The ancient Anglo-Saxon surname Hanin came from Hana, an Old English personal name. Patronymic surnames arose out of the vernacular and religious given name traditions. This name is from the vernacular tradition. The vernacular or regional naming tradition is the oldest and most pervasive type of patronymic surname. According to this custom, names were originally composed of vocabulary elements from the local language. Vernacular names that were derived from ancient Germanic personal names have cognates in most European languages. For example, the court of Charlemagne (742-814) was Christian and Latin-speaking, but the Frankish dialect of Old German was commonly used for personal names. Vernacular names were widespread throughout Normandy. Accordingly, many typical English and French names are in fact, originally of Germanic origin and often have cognates in other European countries.
This web page shows only a small excerpt of our Hanin research. Another 63 words (4 lines of text) are included under the topic Early Hanin History in all our PDF Extended History products and printed products wherever possible.
Sound was what guided spelling in the essentially pre-literate Middle Ages, so one person's name was often recorded under several variations during a single lifetime. Also, before the advent of the printing press and the first dictionaries, the English language was not standardized. Therefore, spelling variations were common, even among the names of the most literate people. Known variations of the Hanin family name include Hanning, Haning and others.

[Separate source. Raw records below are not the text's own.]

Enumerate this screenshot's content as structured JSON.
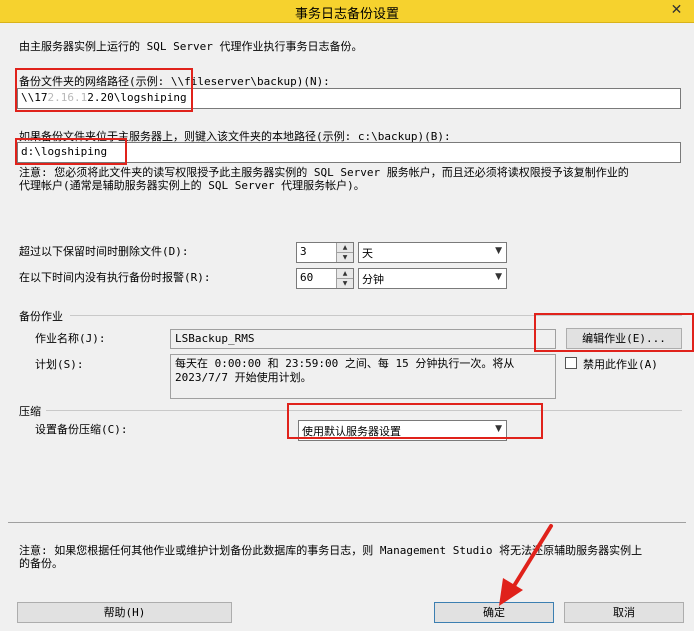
{
  "window": {
    "title": "事务日志备份设置",
    "close_glyph": "✕"
  },
  "intro": "由主服务器实例上运行的 SQL Server 代理作业执行事务日志备份。",
  "network_path": {
    "label": "备份文件夹的网络路径(示例: \\\\fileserver\\backup)(N):",
    "value_prefix": "\\\\17",
    "value_blurred": "2.16.1",
    "value_suffix": "2.20\\logshiping"
  },
  "local_path": {
    "label": "如果备份文件夹位于主服务器上，则键入该文件夹的本地路径(示例: c:\\backup)(B):",
    "value": "d:\\logshiping"
  },
  "note_top": {
    "line1": "注意: 您必须将此文件夹的读写权限授予此主服务器实例的 SQL Server 服务帐户，而且还必须将读权限授予该复制作业的",
    "line2": "代理帐户(通常是辅助服务器实例上的 SQL Server 代理服务帐户)。"
  },
  "delete_files": {
    "label": "超过以下保留时间时删除文件(D):",
    "value": "3",
    "unit": "天"
  },
  "alert": {
    "label": "在以下时间内没有执行备份时报警(R):",
    "value": "60",
    "unit": "分钟"
  },
  "backup_job": {
    "section": "备份作业",
    "name_label": "作业名称(J):",
    "name_value": "LSBackup_RMS",
    "edit_button": "编辑作业(E)...",
    "schedule_label": "计划(S):",
    "schedule_line1": "每天在 0:00:00 和 23:59:00 之间、每 15 分钟执行一次。将从",
    "schedule_line2": "2023/7/7 开始使用计划。",
    "disable_label": "禁用此作业(A)",
    "disable_checked": false
  },
  "compression": {
    "section": "压缩",
    "label": "设置备份压缩(C):",
    "value": "使用默认服务器设置"
  },
  "note_bottom": {
    "line1": "注意: 如果您根据任何其他作业或维护计划备份此数据库的事务日志，则 Management Studio 将无法还原辅助服务器实例上",
    "line2": "的备份。"
  },
  "buttons": {
    "help": "帮助(H)",
    "ok": "确定",
    "cancel": "取消"
  },
  "colors": {
    "title_bar": "#f6d22e",
    "highlight_box": "#e0221b",
    "arrow": "#e0221b"
  }
}
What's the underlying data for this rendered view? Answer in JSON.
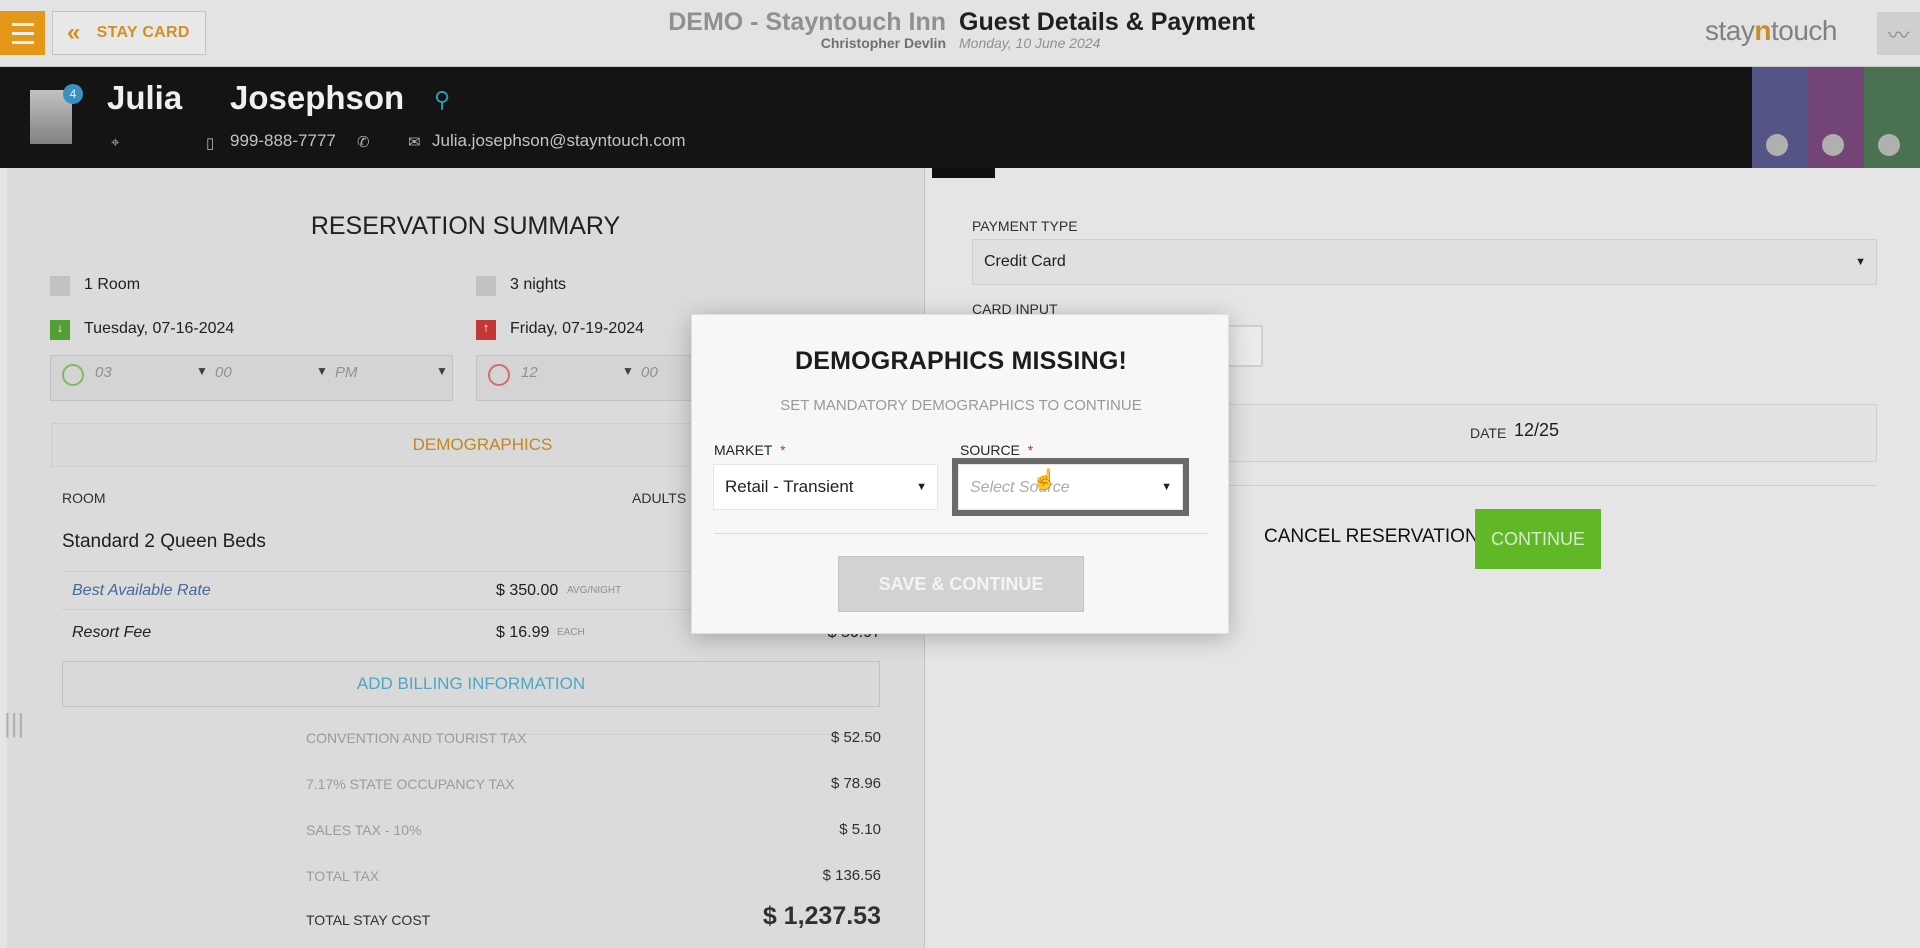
{
  "topbar": {
    "stay_card_label": "STAY CARD",
    "hotel_name": "DEMO - Stayntouch Inn",
    "user_name": "Christopher Devlin",
    "page_title": "Guest Details & Payment",
    "page_date": "Monday, 10 June 2024",
    "logo_part1": "stay",
    "logo_part2": "n",
    "logo_part3": "touch"
  },
  "guest": {
    "first_name": "Julia",
    "last_name": "Josephson",
    "badge": "4",
    "phone": "999-888-7777",
    "email": "Julia.josephson@stayntouch.com",
    "shortcut_colors": [
      "#5a5a8f",
      "#7a4a7e",
      "#4f7a55"
    ]
  },
  "summary": {
    "title": "RESERVATION SUMMARY",
    "rooms": "1 Room",
    "nights": "3 nights",
    "arrival": "Tuesday, 07-16-2024",
    "departure": "Friday, 07-19-2024",
    "arr_hour": "03",
    "arr_min": "00",
    "arr_ampm": "PM",
    "dep_hour": "12",
    "dep_min": "00",
    "demographics_tab": "DEMOGRAPHICS",
    "room_header": "ROOM",
    "adults_header": "ADULTS",
    "room_type": "Standard 2 Queen Beds",
    "rate_name": "Best Available Rate",
    "rate_amount": "$ 350.00",
    "rate_unit": "AVG/NIGHT",
    "fee_name": "Resort Fee",
    "fee_amount": "$ 16.99",
    "fee_unit": "EACH",
    "fee_total": "$ 50.97",
    "add_billing": "ADD BILLING INFORMATION",
    "taxes": [
      {
        "label": "CONVENTION AND TOURIST TAX",
        "value": "$ 52.50"
      },
      {
        "label": "7.17% STATE OCCUPANCY TAX",
        "value": "$ 78.96"
      },
      {
        "label": "SALES TAX - 10%",
        "value": "$ 5.10"
      },
      {
        "label": "TOTAL TAX",
        "value": "$ 136.56"
      }
    ],
    "total_label": "TOTAL STAY COST",
    "total_value": "$ 1,237.53"
  },
  "payment": {
    "type_label": "PAYMENT TYPE",
    "type_value": "Credit Card",
    "card_input_label": "CARD INPUT",
    "date_label": "DATE",
    "date_value": "12/25",
    "cancel_label": "CANCEL RESERVATION",
    "continue_label": "CONTINUE"
  },
  "modal": {
    "title": "DEMOGRAPHICS MISSING!",
    "subtitle": "SET MANDATORY DEMOGRAPHICS TO CONTINUE",
    "market_label": "MARKET",
    "market_value": "Retail - Transient",
    "source_label": "SOURCE",
    "source_placeholder": "Select Source",
    "required_mark": "*",
    "save_label": "SAVE & CONTINUE"
  }
}
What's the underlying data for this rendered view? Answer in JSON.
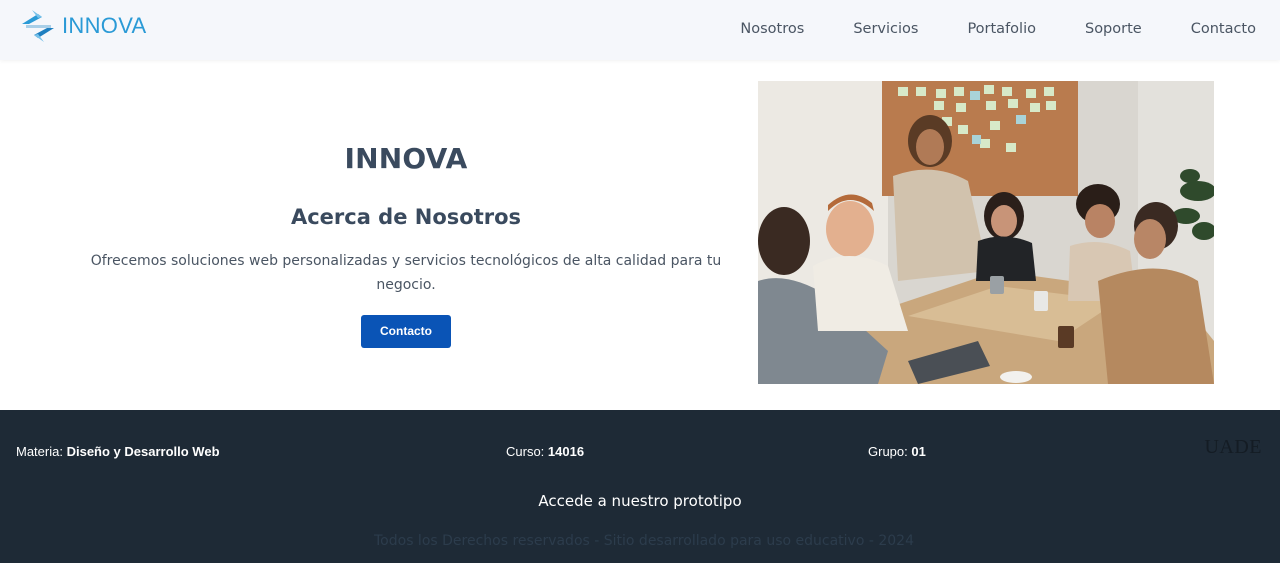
{
  "header": {
    "brand": "INNOVA",
    "nav": [
      "Nosotros",
      "Servicios",
      "Portafolio",
      "Soporte",
      "Contacto"
    ]
  },
  "hero": {
    "title": "INNOVA",
    "subtitle": "Acerca de Nosotros",
    "description": "Ofrecemos soluciones web personalizadas y servicios tecnológicos de alta calidad para tu negocio.",
    "button": "Contacto"
  },
  "footer": {
    "materia_label": "Materia:",
    "materia_value": "Diseño y Desarrollo Web",
    "curso_label": "Curso:",
    "curso_value": "14016",
    "grupo_label": "Grupo:",
    "grupo_value": "01",
    "uade": "UADE",
    "prototype_link": "Accede a nuestro prototipo",
    "copyright": "Todos los Derechos reservados - Sitio desarrollado para uso educativo - 2024"
  },
  "colors": {
    "accent": "#2a9ad6",
    "button": "#0a54b6",
    "footer_bg": "#1e2a36",
    "header_bg": "#f5f7fb"
  }
}
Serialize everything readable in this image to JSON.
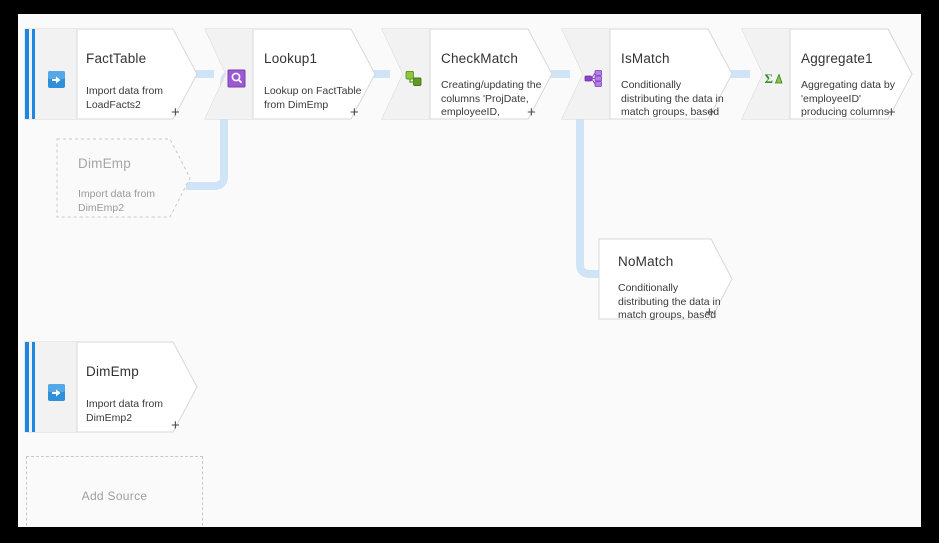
{
  "canvas": {
    "background_color": "#fafafa",
    "frame_color": "#000000",
    "connector_color": "#cfe4f7",
    "source_accent_color": "#1f86e0"
  },
  "nodes": [
    {
      "id": "factTable",
      "title": "FactTable",
      "description": "Import data from\nLoadFacts2",
      "kind": "source",
      "icon": "import-source-icon",
      "icon_color": "#2f8fd8",
      "plus": "+"
    },
    {
      "id": "dimEmpGhost",
      "title": "DimEmp",
      "description": "Import data from\nDimEmp2",
      "kind": "ghost-source",
      "icon": "none",
      "icon_color": "#c9c9c9",
      "plus": ""
    },
    {
      "id": "lookup1",
      "title": "Lookup1",
      "description": "Lookup on FactTable\nfrom DimEmp",
      "kind": "transform",
      "icon": "lookup-magnifier-icon",
      "icon_color": "#9b59d0",
      "plus": "+"
    },
    {
      "id": "checkMatch",
      "title": "CheckMatch",
      "description": "Creating/updating the\ncolumns 'ProjDate,\nemployeeID,",
      "kind": "transform",
      "icon": "derived-column-icon",
      "icon_color": "#6cb33f",
      "plus": "+"
    },
    {
      "id": "isMatch",
      "title": "IsMatch",
      "description": "Conditionally\ndistributing the data in\nmatch groups, based",
      "kind": "transform",
      "icon": "conditional-split-icon",
      "icon_color": "#8e44c8",
      "plus": "+"
    },
    {
      "id": "aggregate1",
      "title": "Aggregate1",
      "description": "Aggregating data by\n'employeeID'\nproducing columns",
      "kind": "transform",
      "icon": "aggregate-sigma-icon",
      "icon_color": "#3aa03a",
      "plus": "+"
    },
    {
      "id": "noMatch",
      "title": "NoMatch",
      "description": "Conditionally\ndistributing the data in\nmatch groups, based",
      "kind": "plain",
      "icon": "none",
      "icon_color": "#ffffff",
      "plus": "+"
    },
    {
      "id": "dimEmpSource",
      "title": "DimEmp",
      "description": "Import data from\nDimEmp2",
      "kind": "source",
      "icon": "import-source-icon",
      "icon_color": "#2f8fd8",
      "plus": "+"
    }
  ],
  "add_source": {
    "label": "Add Source"
  }
}
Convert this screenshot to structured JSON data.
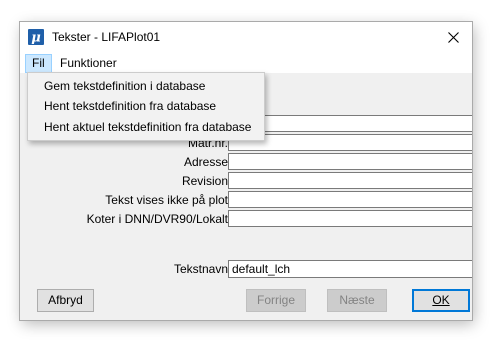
{
  "window": {
    "title": "Tekster - LIFAPlot01",
    "app_icon_glyph": "μ"
  },
  "menubar": {
    "items": [
      "Fil",
      "Funktioner"
    ]
  },
  "file_menu": {
    "items": [
      "Gem tekstdefinition i database",
      "Hent tekstdefinition fra database",
      "Hent aktuel tekstdefinition fra database"
    ]
  },
  "form": {
    "labels": [
      "Matr.nr.",
      "Adresse",
      "Revision",
      "Tekst vises ikke på plot",
      "Koter i DNN/DVR90/Lokalt"
    ],
    "tekstnavn_label": "Tekstnavn",
    "tekstnavn_value": "default_lch"
  },
  "buttons": {
    "cancel": "Afbryd",
    "previous": "Forrige",
    "next": "Næste",
    "ok": "OK"
  },
  "colors": {
    "accent": "#0078d7",
    "menu_highlight": "#cce8ff",
    "app_icon": "#1f5fa9"
  }
}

Mr. Pierre Dominique Hanin, (b. 1806), aged 22, British clerk from Mauritius who was convicted in Port Louis, Mauritius for life for forgery, transported aboard the "Celia" on 14th August 1828, arriving in New South Wales, Australia